A – Reflect on the importance of a child centred approach in the Early Years A child centred approach in early years settings is important as it makes sure the children’s needs are met fully and it helps them reach their full potential. Children reflect their interests through their learning and different experiences. It is important for practitioners to encourage this so they can find out what the children are interested in and then later use the information when planning activities. Having a show and tell gives practitioners a chance to find out about what the children like and enjoy. They are also showing the children that they are interested in what they get up to when they are not at school. (Also relates to C) Another way of finding out more about the children is by getting them to take a toy home for a period of time then getting them write a diary of activities they did with the toy. Knowing what the children like can also help the practitioner improve their teaching methods.
For example, if they know some of the children like the police, they can turn the home corner into a police station. This would encourage the children to take part in more activities because they would enjoy what they are doing. (C) It is important to have different ability groups in an Early Years setting because it can help the children reach their full potential as they would be going at a pace that is suitable for them and not for someone else. This also gives the children the chance to help each other in the group because they would be at the same stages and most likely get caught out at the same sections. According to Vygotsky, “By letting students of similar but differing abilities work in groups, they can help each other: often a lot more effectively than a teacher would be able to.” (Urbano, 12/07/12, Scaffolding and Peer-learning: Thinking about Vygotsky’s “Zone of Proximal Development”) Performing observations can also help children reach their full potential because practitioners can see if the children are at the expected development stages for their age, and if they are not, they can support the children in the specific areas they need help with.

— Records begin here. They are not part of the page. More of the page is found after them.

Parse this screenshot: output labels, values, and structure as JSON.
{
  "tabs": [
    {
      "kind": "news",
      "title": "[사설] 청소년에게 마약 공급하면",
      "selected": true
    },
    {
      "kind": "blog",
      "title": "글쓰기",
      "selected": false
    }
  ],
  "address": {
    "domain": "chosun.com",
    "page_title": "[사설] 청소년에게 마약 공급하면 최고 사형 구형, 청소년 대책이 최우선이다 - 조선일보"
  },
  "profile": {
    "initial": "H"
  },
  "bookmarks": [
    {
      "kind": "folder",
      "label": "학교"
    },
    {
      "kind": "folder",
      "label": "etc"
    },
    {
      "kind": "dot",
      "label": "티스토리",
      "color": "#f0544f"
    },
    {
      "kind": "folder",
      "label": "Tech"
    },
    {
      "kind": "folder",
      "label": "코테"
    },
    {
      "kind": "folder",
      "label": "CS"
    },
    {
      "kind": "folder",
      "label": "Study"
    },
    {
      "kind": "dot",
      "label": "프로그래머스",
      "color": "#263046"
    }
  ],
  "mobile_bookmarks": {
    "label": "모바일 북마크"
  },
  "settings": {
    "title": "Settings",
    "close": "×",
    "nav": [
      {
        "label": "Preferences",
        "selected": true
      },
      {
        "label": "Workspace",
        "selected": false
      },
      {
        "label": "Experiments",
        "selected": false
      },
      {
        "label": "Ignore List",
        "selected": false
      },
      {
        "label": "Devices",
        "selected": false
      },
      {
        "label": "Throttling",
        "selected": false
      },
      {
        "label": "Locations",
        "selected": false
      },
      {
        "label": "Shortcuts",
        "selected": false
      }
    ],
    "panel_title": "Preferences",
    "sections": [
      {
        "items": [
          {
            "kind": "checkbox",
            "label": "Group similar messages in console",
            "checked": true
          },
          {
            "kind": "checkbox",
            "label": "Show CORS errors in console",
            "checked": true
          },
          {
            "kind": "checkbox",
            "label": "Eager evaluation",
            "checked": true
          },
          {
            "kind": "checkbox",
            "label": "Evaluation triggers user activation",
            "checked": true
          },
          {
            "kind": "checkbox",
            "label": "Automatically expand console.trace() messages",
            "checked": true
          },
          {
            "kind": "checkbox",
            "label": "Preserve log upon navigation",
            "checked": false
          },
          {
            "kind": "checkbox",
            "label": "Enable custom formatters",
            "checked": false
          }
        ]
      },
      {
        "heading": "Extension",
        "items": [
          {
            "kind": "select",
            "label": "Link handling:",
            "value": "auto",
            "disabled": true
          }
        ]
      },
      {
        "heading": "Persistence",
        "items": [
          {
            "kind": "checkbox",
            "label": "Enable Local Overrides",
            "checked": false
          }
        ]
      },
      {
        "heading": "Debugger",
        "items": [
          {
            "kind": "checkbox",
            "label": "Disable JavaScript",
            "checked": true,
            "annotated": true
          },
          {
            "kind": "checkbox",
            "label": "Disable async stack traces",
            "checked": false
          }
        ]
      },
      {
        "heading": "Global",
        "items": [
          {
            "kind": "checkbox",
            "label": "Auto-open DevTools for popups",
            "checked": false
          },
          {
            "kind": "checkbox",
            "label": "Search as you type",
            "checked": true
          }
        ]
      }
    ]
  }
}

It is important to work in partnership with parents because “parents have the most knowledge and understanding of their child” (Beaver et al, 2008, pg 27) so practitioners can learn from them about how best to help the children and encourage them to improve their abilities. The planning cycle is a useful guide for helping practitioners look at the different types of development in a child. Using the cycle can help practitioners respond to the children’s needs because they can work out what needs to be observed, then after the observations they can analyse their findings and make plans that would benefit the child. When the plan has been put into motion another assessment can be done on the child to see if there have been any improvements. The cycle can be repeated to continue helping the child.